I may get a lot of criticism for this statement, but it will not be the first time or probably the last time that I have received grief over something that I have written. Even though I am a poet myself, I just find it hard to read what is considered good poetry, because it is often inaccessible and hard to understand. If I cannot understand a poem, it is hard for me to connect with it in any meaningful way.
However, that was not the case with Jason Franklin Blakely’s new collection entitled “Collecting Ghosts: Love Poems, Love Notes, Pictures, and Wedding Vows.” Not only is the content good, raw, and gut-wrenching, it took me on an absolute roller coaster ride of emotions like nothing I have ever read before.
I cannot remember exactly when I first met Jason, but it was likely at one of the many community poetry events that he used to hold prior to the Covid-19 crisis. Jason is the owner of Poetry Is Life Publishing located in Akron. In the interest of full disclosure, Jason and Poetry Is Life Publishing are the publishers of my own first collection of poetry.
As the title implies, the book is divided into four parts: Poems, Love Notes, Pictures, and Wedding Vows. In the “Poetry” and “Love Notes” sections, it is as if Jason and his wife, Michelle, are bravely breaking their hearts open to reveal their humanity, their struggles, and their love in a extremely personal way. It is almost like eavesdropping on a very private and intimate conversation that you should not hear, but you just cannot stop listening. It seems like nothing is being held back.

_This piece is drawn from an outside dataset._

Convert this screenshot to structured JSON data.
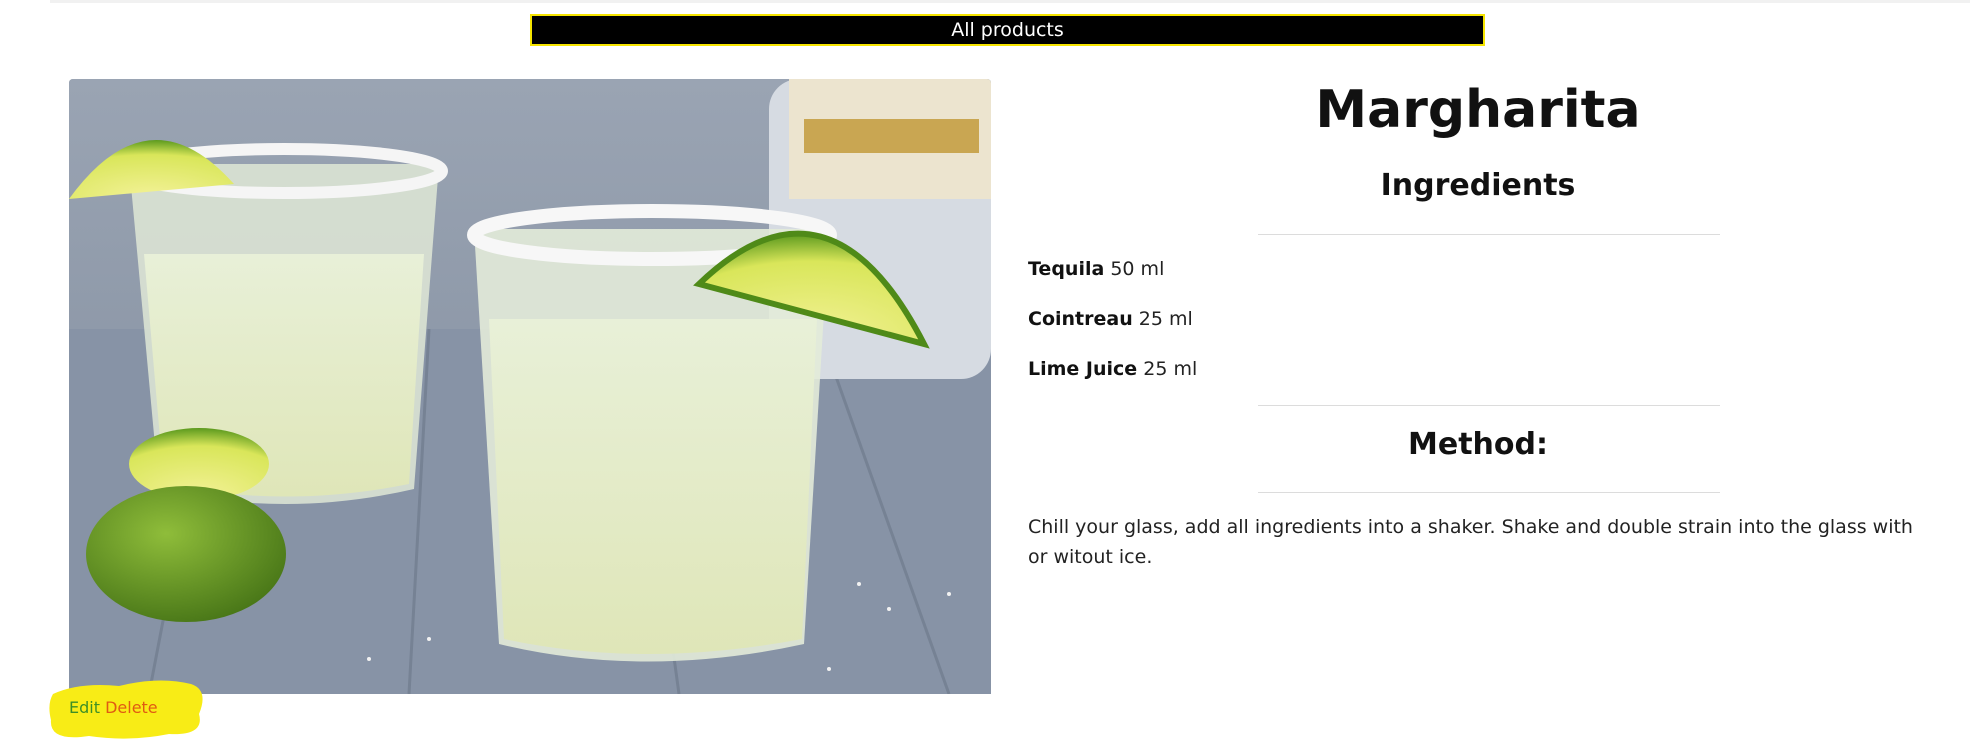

I connected with the poems on many different levels. In “A Man Questions Himself” Jason’s strong faith comes shining through when he writes:
It takes a strong man to admit he is unsure,
but a stronger man understands that he is not perfect.
When a man feels he is nothing,
he must realize that he is just a man.
And when he can do nothing else to fix the situation,
he has to put his cares in God’s hands.
Other poems that really left me feeling the anguish that is shared throughout the book are “I Ask Love,” Love’s Blues,” and “Reflection of Love’s Despair.” However, the poem that affected me the most is “In the Bathtub.” I could literally hear the “drip, drip, drip” of the water and feel the despair as the narrator sits naked in the bathtub holding a knife in his hand. This poem is raw, emotional, and takes the reader to the very depths of his or her soul. This truly is life reflected in poetry.
The “Love Notes,” which seem to mostly be hand-written by Michelle, are no less poignant than Jason’s poetry. Some of them are difficult to read, but it is well worth taking the time to decipher them to feel the longing and anguish expressed as the early stages of their relationship develop. The final two sections consisting of pictures and Jason and Michelle’s wedding vows are almost a welcome relief after the roller coaster ride of the poetry and the love notes.
This book is a very intimate look into the lives of Jason and Michelle, and they are to be applauded for having the courage to share so much of their personal lives. In the final analysis, this collection is about going through the deep dark tunnel of guilt, despair, depression, and struggle only to emerge from the other side to find forgiveness and love which serve as a strong foundation for a strong and enduring relationship. And, that is something that most every committed couple can relate to.
“Collecting Ghosts: Love Poems, Love Notes, Pictures, and Wedding Vows” is available at:
Barbara Marie Minney is a transgender woman, poet, writer, and speaker. She is a retired attorney and originally from West Virginia. Now based in Tallmadge, Ohio, her first collection of poetry entitled “If There’s No Heaven” was the winner of the 2020 Poetry Is Life Book Award. Follow her at www.barbaramarieminneypoetry.com.